Exercise instructions: If a line in the material below has the word "title", copy it.

Data:
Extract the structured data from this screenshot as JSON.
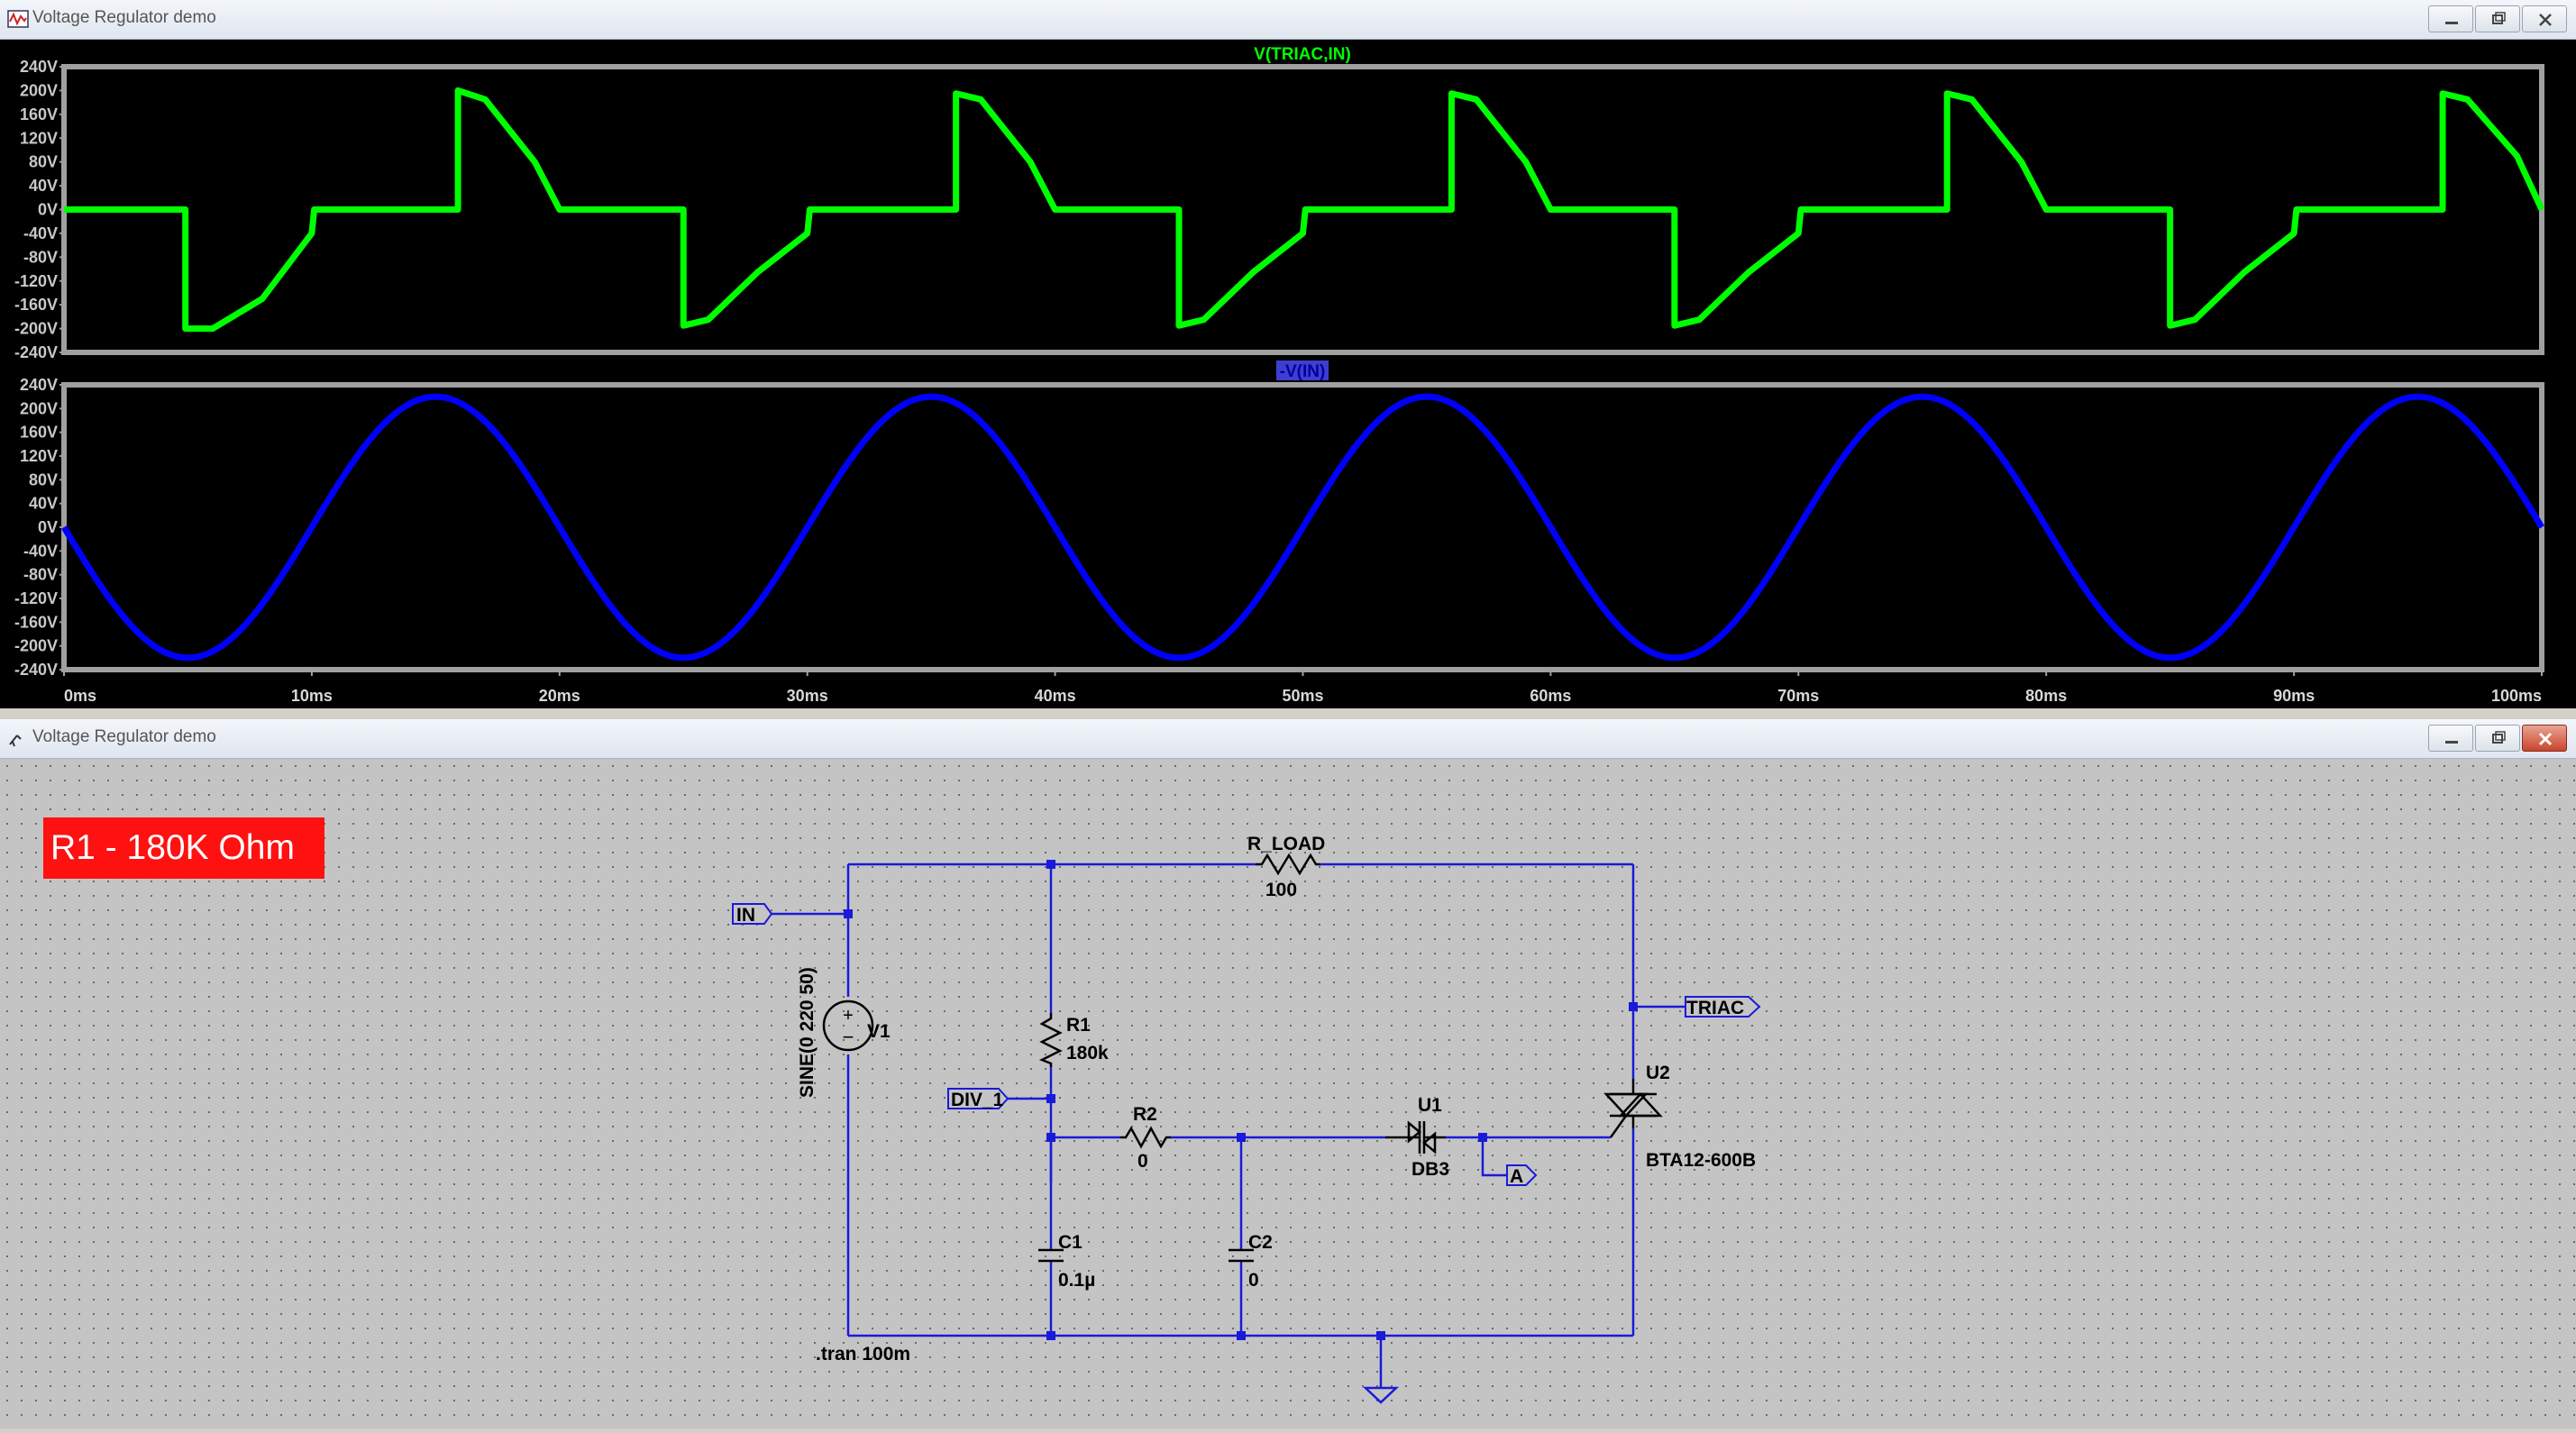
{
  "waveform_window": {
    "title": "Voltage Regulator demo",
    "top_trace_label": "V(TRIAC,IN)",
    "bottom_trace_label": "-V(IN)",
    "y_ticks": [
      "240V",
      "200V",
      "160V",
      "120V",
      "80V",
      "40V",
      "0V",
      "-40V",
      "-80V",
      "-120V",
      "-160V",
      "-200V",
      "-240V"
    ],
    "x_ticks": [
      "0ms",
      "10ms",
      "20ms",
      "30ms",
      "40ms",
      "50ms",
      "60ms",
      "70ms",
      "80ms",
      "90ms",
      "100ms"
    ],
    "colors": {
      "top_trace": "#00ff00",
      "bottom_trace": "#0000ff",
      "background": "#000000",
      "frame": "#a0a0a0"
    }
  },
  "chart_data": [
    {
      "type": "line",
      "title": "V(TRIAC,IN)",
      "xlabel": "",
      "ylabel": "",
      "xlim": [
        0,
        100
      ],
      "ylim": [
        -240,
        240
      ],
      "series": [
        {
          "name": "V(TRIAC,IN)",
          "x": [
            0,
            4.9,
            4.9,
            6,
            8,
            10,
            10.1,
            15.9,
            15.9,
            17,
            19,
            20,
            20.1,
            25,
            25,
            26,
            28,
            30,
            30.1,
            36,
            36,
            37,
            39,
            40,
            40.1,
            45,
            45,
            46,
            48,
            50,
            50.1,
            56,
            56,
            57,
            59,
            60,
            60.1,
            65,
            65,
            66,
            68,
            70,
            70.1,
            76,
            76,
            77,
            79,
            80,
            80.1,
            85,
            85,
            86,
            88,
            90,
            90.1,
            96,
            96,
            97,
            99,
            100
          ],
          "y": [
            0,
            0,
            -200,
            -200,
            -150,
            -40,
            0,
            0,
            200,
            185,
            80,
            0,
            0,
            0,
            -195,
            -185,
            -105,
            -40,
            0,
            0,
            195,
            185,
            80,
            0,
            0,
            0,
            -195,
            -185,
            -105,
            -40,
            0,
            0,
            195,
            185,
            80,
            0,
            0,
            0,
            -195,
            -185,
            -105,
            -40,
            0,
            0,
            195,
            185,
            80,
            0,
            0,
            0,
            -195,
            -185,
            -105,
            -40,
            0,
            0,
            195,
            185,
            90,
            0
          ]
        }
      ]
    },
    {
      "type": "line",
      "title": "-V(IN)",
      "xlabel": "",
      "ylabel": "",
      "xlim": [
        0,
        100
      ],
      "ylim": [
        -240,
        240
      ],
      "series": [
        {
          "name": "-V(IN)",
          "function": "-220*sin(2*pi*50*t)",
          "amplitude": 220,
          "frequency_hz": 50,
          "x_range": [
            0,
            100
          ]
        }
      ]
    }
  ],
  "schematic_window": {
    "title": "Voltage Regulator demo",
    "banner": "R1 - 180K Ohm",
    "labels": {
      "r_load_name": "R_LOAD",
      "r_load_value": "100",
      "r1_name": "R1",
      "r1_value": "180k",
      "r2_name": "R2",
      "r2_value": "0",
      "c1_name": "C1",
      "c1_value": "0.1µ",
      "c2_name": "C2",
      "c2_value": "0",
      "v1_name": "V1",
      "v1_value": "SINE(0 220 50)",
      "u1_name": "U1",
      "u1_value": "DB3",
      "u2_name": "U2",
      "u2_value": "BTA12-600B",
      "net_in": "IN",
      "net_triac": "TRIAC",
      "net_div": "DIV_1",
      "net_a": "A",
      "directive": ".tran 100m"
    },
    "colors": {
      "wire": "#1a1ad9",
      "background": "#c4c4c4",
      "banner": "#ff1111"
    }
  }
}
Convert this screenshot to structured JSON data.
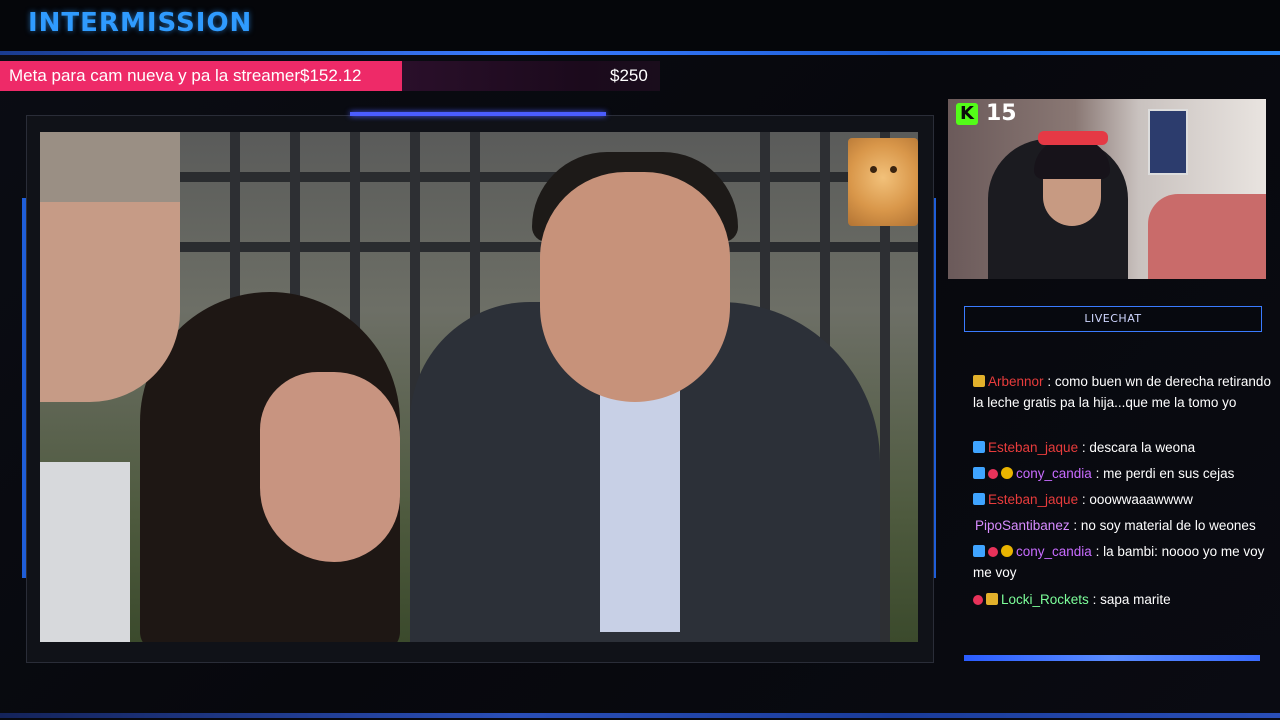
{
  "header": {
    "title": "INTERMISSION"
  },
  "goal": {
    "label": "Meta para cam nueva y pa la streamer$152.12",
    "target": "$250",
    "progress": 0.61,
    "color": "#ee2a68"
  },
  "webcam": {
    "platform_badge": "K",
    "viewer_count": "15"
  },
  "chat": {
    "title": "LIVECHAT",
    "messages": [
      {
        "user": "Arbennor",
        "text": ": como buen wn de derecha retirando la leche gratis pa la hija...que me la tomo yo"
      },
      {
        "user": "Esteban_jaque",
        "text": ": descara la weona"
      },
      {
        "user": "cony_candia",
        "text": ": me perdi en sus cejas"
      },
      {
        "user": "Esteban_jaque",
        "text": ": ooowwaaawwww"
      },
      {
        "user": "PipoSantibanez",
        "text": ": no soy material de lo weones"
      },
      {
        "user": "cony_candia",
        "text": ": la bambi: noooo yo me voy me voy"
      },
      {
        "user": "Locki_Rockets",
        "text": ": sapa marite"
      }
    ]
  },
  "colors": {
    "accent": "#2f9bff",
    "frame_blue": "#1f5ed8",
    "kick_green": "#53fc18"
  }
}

Written solution:
    "title": "Voltage Regulator demo",
      "title": "V(TRIAC,IN)",
      "title": "-V(IN)",
    "title": "Voltage Regulator demo",
    "title": "INTERMISSION"
    "title": "LIVECHAT",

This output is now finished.